We made our way to Tyler’s Jetta. Tyler was familiar with navigating his frozen front yard, so he took a few steps over the ice sheet to the walking path. I took little baby steps. Tristan was unprepared and slipped on an incline; the bag o’ helium slipped from his hands. Tristan laid on the iced-over lawn, watching as the bag rose 20 feet and got stuck in a tree. Being conscious about the environment, Tyler decided that we had to get the bag down before it killed a dozen birds. We tried swatting at the bloated bag with a broom, but we only managed to graze the bag slightly. We needed another solution.

Inside Tyler’s bedroom were all sorts of weapons. He has knives in a small display case. He had katanas hanging on his wall, from when his father would visit his home in Japan.

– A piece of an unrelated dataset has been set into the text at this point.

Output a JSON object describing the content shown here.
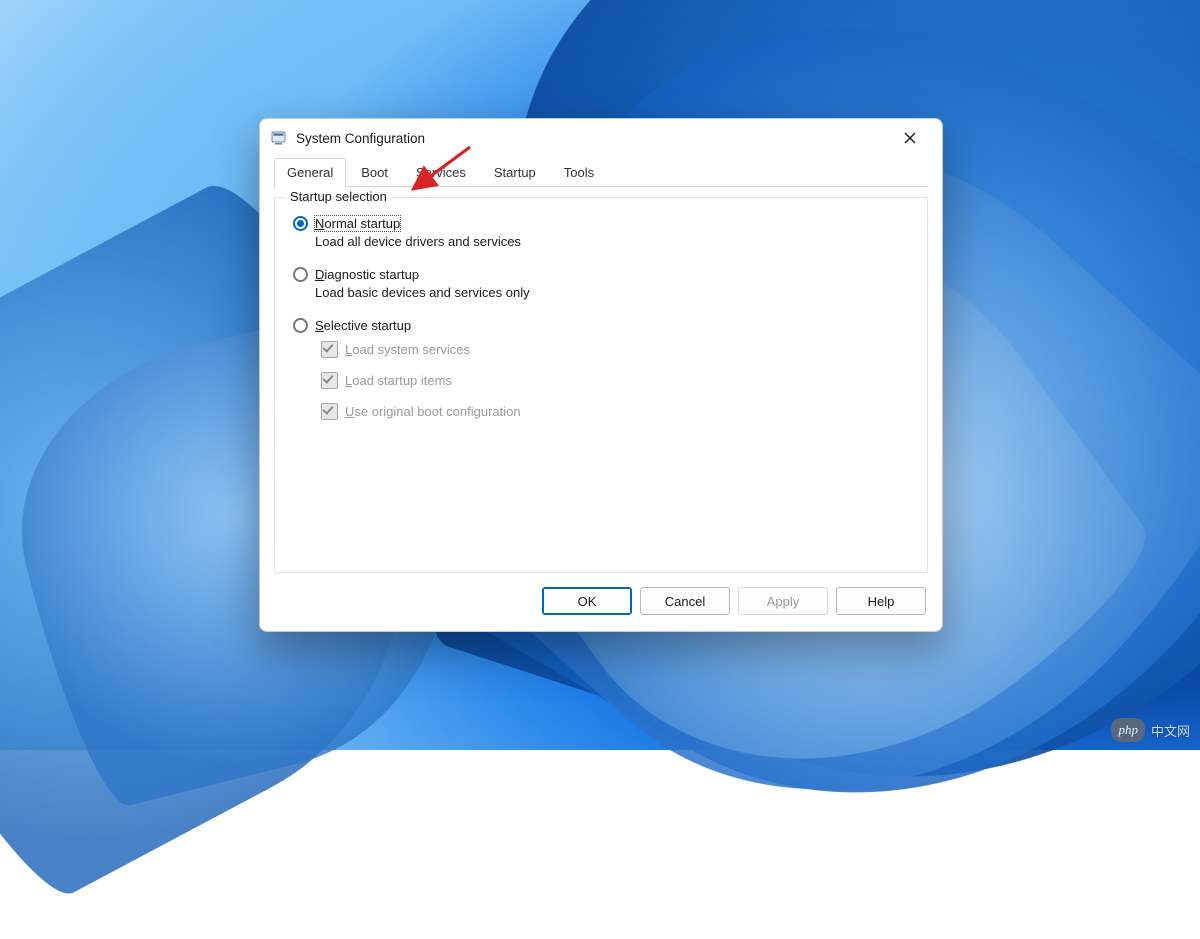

On his desk, Tyler had a blowgun and a bag of darts. Naturally, we grabbed the blowgun. Really now, who would pass up an opportunity that might actually require a blowgun?

We moved carefully back out to the tree. The hope was to puncture the bag, causing it to deflate, gently lowering it back down to Earth. However, we hit a snag. The darts were heavy enough to puncture the bag, but not strong enough to pass through – so any hole produced by the needle was plugged by the flight at the end of the dart.  In a few minutes time, we were looking at a big, black garbage bag full of helium and darts. I loaded the blowgun, took a mighty breath – the cold air stinging my lungs – then fired the fastest dart I could. This managed to blow through one side of the bag, only to get stuck in the other. At least we had a hole.

I believe the working theory at this point was that the darts would weigh the bag down. With that theory in mind, we once again began swatting at the bag with a broom. The broom finally connected with the bag, sending it sailing out from under the tree. Our theory was immediately proven wrong when the bag kept getting higher and higher. And higher.

We jumped into Tyler’s Jetta and began to tail the bag, which was becoming a black dot in the sky. We lost the bag over the high school. We promptly forgot about the entire event and went on with our lives.

This is how we released a garbage bag full of darts into the sky. Hopefully nothing was killed.